**What is expected**: The listing below has to be output exactly as given, less its pictures.

--- Input material Enclosed Below ---

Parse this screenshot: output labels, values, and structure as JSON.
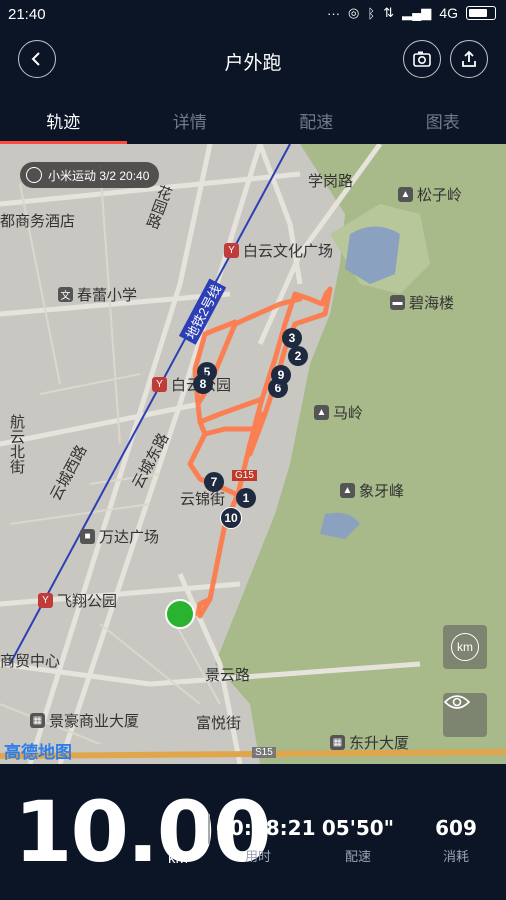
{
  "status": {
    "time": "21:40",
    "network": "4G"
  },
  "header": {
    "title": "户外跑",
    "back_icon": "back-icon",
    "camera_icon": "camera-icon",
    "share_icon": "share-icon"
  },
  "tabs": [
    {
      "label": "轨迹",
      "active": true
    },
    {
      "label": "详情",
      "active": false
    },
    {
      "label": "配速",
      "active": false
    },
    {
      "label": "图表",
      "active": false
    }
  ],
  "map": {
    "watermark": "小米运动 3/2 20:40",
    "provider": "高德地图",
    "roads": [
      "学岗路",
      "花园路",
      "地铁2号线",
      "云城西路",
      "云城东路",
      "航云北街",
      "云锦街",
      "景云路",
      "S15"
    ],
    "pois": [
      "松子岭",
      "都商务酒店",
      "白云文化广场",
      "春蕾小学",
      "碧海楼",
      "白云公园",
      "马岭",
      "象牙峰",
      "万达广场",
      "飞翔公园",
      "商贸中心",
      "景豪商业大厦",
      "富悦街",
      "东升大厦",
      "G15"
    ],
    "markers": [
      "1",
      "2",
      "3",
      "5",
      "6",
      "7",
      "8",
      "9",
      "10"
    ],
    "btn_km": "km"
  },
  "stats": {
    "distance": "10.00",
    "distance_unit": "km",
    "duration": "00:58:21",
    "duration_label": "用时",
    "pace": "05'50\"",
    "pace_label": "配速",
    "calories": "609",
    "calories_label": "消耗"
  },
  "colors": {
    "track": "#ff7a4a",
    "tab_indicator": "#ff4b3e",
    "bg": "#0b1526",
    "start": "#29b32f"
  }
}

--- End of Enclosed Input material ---

**Written solution**:
Parse this screenshot: output labels, values, and structure as JSON.
{
  "status": {
    "time": "21:40",
    "network": "4G"
  },
  "header": {
    "title": "户外跑",
    "back_icon": "back-icon",
    "camera_icon": "camera-icon",
    "share_icon": "share-icon"
  },
  "tabs": [
    {
      "label": "轨迹",
      "active": true
    },
    {
      "label": "详情",
      "active": false
    },
    {
      "label": "配速",
      "active": false
    },
    {
      "label": "图表",
      "active": false
    }
  ],
  "map": {
    "watermark": "小米运动 3/2 20:40",
    "provider": "高德地图",
    "roads": [
      "学岗路",
      "花园路",
      "地铁2号线",
      "云城西路",
      "云城东路",
      "航云北街",
      "云锦街",
      "景云路",
      "S15"
    ],
    "pois": [
      "松子岭",
      "都商务酒店",
      "白云文化广场",
      "春蕾小学",
      "碧海楼",
      "白云公园",
      "马岭",
      "象牙峰",
      "万达广场",
      "飞翔公园",
      "商贸中心",
      "景豪商业大厦",
      "富悦街",
      "东升大厦",
      "G15"
    ],
    "markers": [
      "1",
      "2",
      "3",
      "5",
      "6",
      "7",
      "8",
      "9",
      "10"
    ],
    "btn_km": "km"
  },
  "stats": {
    "distance": "10.00",
    "distance_unit": "km",
    "duration": "00:58:21",
    "duration_label": "用时",
    "pace": "05'50\"",
    "pace_label": "配速",
    "calories": "609",
    "calories_label": "消耗"
  },
  "colors": {
    "track": "#ff7a4a",
    "tab_indicator": "#ff4b3e",
    "bg": "#0b1526",
    "start": "#29b32f"
  }
}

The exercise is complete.